YOUR GOAL:
Pictures aside, reproduce exactly and only the lines below, starting at the one containing "Decode this image" and ending at the last line.

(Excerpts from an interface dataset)
##########
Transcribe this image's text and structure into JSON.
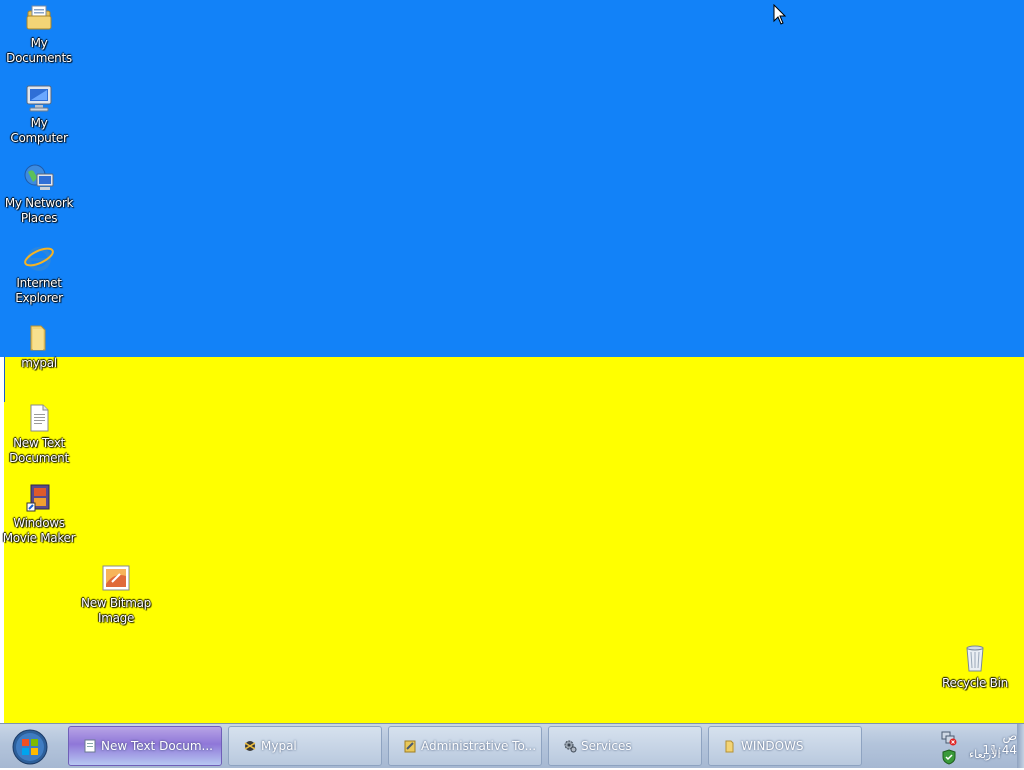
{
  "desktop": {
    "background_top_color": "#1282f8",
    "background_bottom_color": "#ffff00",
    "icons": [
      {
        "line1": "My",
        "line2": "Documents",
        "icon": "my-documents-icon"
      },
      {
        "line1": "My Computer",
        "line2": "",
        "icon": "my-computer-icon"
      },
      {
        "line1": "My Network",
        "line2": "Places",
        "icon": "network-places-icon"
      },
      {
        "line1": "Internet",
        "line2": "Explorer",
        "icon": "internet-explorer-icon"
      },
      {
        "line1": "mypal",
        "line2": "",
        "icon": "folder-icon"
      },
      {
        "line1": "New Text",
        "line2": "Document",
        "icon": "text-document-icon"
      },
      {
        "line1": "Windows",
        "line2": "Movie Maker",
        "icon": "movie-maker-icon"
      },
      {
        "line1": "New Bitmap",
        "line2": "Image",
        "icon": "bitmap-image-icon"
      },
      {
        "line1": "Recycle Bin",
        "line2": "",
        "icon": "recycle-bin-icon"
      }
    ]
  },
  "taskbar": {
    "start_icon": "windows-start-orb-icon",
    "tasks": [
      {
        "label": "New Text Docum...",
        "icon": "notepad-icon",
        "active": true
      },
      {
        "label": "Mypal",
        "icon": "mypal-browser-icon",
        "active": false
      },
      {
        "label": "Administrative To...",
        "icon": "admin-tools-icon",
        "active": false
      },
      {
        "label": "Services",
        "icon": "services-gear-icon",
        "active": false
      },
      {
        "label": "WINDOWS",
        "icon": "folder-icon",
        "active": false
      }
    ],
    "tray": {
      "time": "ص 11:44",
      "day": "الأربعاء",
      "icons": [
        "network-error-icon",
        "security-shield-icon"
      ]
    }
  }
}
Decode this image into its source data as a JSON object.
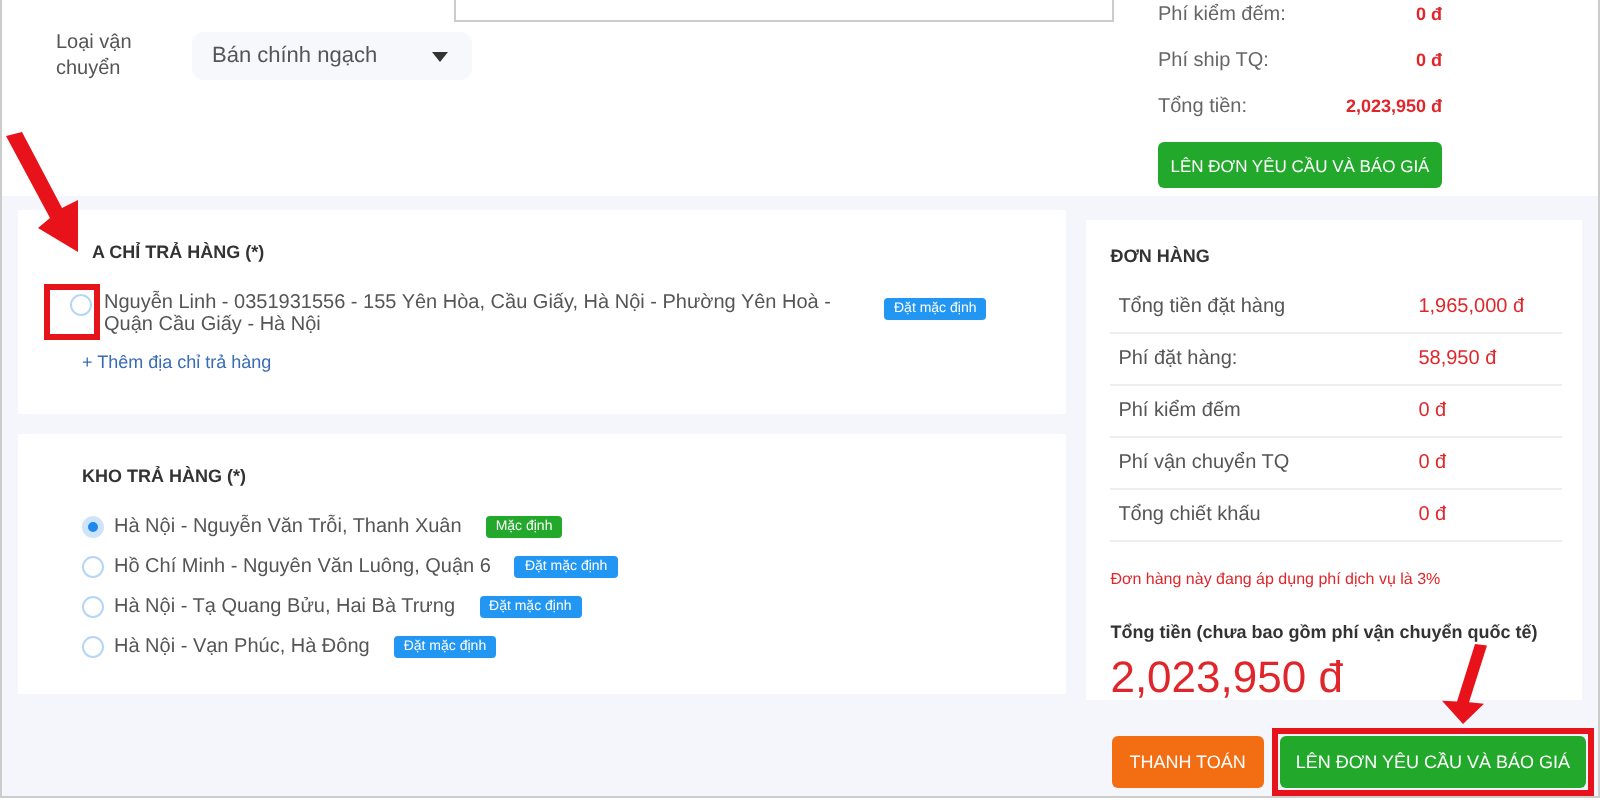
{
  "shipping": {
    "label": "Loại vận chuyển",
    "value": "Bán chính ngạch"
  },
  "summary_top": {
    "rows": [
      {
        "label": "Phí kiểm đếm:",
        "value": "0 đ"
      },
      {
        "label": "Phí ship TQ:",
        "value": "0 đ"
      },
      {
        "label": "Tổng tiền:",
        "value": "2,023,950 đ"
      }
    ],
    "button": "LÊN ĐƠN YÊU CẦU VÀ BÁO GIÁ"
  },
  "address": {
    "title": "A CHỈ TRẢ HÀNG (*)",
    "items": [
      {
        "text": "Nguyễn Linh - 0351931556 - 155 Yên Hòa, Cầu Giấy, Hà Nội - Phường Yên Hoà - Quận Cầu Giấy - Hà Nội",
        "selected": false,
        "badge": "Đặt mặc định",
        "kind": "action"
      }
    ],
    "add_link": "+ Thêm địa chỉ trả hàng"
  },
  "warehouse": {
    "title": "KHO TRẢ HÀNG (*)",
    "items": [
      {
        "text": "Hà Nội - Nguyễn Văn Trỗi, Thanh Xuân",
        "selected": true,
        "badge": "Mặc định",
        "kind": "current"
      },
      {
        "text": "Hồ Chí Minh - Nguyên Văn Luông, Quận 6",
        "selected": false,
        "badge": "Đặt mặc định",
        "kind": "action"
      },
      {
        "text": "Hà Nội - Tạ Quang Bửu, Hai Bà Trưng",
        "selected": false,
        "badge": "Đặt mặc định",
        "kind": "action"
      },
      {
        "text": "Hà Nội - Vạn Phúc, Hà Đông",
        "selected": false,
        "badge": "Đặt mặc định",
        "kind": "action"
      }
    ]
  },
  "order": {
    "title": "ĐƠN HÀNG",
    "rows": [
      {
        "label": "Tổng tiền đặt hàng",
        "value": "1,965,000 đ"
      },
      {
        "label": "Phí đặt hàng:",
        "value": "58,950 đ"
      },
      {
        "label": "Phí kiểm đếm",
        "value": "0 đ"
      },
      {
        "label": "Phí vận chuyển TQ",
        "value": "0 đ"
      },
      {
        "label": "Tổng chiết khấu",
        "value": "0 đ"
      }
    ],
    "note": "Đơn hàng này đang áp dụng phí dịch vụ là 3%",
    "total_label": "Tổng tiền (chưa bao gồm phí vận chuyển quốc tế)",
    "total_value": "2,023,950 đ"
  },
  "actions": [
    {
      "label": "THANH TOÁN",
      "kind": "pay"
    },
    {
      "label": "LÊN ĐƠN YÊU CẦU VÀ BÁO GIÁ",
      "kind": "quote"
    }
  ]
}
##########
EXERCISE SOLUTION:
Decode this image into its source data as a JSON object.
{
  "shipping": {
    "label": "Loại vận chuyển",
    "value": "Bán chính ngạch"
  },
  "summary_top": {
    "rows": [
      {
        "label": "Phí kiểm đếm:",
        "value": "0 đ"
      },
      {
        "label": "Phí ship TQ:",
        "value": "0 đ"
      },
      {
        "label": "Tổng tiền:",
        "value": "2,023,950 đ"
      }
    ],
    "button": "LÊN ĐƠN YÊU CẦU VÀ BÁO GIÁ"
  },
  "address": {
    "title": "A CHỈ TRẢ HÀNG (*)",
    "items": [
      {
        "text": "Nguyễn Linh - 0351931556 - 155 Yên Hòa, Cầu Giấy, Hà Nội - Phường Yên Hoà - Quận Cầu Giấy - Hà Nội",
        "selected": false,
        "badge": "Đặt mặc định",
        "kind": "action"
      }
    ],
    "add_link": "+ Thêm địa chỉ trả hàng"
  },
  "warehouse": {
    "title": "KHO TRẢ HÀNG (*)",
    "items": [
      {
        "text": "Hà Nội - Nguyễn Văn Trỗi, Thanh Xuân",
        "selected": true,
        "badge": "Mặc định",
        "kind": "current"
      },
      {
        "text": "Hồ Chí Minh - Nguyên Văn Luông, Quận 6",
        "selected": false,
        "badge": "Đặt mặc định",
        "kind": "action"
      },
      {
        "text": "Hà Nội - Tạ Quang Bửu, Hai Bà Trưng",
        "selected": false,
        "badge": "Đặt mặc định",
        "kind": "action"
      },
      {
        "text": "Hà Nội - Vạn Phúc, Hà Đông",
        "selected": false,
        "badge": "Đặt mặc định",
        "kind": "action"
      }
    ]
  },
  "order": {
    "title": "ĐƠN HÀNG",
    "rows": [
      {
        "label": "Tổng tiền đặt hàng",
        "value": "1,965,000 đ"
      },
      {
        "label": "Phí đặt hàng:",
        "value": "58,950 đ"
      },
      {
        "label": "Phí kiểm đếm",
        "value": "0 đ"
      },
      {
        "label": "Phí vận chuyển TQ",
        "value": "0 đ"
      },
      {
        "label": "Tổng chiết khấu",
        "value": "0 đ"
      }
    ],
    "note": "Đơn hàng này đang áp dụng phí dịch vụ là 3%",
    "total_label": "Tổng tiền (chưa bao gồm phí vận chuyển quốc tế)",
    "total_value": "2,023,950 đ"
  },
  "actions": [
    {
      "label": "THANH TOÁN",
      "kind": "pay"
    },
    {
      "label": "LÊN ĐƠN YÊU CẦU VÀ BÁO GIÁ",
      "kind": "quote"
    }
  ]
}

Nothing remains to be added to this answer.